## Exercise data

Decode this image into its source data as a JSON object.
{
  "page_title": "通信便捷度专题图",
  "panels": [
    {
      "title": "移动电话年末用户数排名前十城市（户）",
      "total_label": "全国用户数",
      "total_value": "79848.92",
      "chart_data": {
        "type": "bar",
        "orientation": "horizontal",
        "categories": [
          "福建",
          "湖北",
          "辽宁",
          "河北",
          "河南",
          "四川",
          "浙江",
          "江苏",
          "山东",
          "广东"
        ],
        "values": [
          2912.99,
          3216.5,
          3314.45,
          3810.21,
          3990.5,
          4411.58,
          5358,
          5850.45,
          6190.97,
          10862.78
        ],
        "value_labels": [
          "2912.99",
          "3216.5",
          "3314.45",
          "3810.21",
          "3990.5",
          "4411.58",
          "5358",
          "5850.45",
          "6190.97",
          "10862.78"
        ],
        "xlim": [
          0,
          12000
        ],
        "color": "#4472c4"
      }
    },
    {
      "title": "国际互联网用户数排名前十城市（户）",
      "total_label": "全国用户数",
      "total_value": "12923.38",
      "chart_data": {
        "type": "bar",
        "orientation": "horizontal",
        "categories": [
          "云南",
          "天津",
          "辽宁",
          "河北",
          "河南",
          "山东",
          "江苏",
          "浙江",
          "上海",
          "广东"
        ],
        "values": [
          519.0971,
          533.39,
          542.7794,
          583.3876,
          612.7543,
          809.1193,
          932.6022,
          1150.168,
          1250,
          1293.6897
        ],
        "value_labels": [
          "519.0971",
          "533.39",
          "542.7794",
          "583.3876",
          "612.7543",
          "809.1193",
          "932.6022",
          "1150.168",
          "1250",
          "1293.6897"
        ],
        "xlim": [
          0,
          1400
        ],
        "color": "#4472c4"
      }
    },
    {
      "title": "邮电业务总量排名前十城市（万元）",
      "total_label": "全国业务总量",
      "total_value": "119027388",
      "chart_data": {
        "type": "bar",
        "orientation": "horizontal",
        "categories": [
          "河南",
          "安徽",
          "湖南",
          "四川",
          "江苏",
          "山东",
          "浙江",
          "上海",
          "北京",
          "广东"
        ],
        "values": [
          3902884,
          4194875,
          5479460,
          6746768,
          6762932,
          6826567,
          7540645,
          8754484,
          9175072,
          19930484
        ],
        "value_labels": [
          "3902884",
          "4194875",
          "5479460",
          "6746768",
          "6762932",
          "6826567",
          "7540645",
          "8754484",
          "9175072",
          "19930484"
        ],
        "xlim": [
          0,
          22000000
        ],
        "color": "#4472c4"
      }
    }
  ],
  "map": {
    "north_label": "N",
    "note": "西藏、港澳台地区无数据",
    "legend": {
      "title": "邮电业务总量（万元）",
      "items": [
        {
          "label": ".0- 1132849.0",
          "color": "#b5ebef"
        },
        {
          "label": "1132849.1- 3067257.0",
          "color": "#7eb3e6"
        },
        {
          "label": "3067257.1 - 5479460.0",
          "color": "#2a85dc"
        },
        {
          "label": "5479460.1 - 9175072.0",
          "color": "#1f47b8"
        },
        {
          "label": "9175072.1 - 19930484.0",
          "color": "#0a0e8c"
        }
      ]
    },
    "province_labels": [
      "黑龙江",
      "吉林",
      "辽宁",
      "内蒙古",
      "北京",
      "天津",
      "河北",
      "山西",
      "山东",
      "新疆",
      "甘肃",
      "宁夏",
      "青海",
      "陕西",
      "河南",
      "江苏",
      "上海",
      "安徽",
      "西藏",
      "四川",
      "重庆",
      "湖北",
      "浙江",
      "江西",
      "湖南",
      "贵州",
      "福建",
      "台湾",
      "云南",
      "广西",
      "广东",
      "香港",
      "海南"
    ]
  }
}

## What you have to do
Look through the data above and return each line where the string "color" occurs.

## Exercise output
        "color": "#4472c4"
        "color": "#4472c4"
        "color": "#4472c4"
          "color": "#b5ebef"
          "color": "#7eb3e6"
          "color": "#2a85dc"
          "color": "#1f47b8"
          "color": "#0a0e8c"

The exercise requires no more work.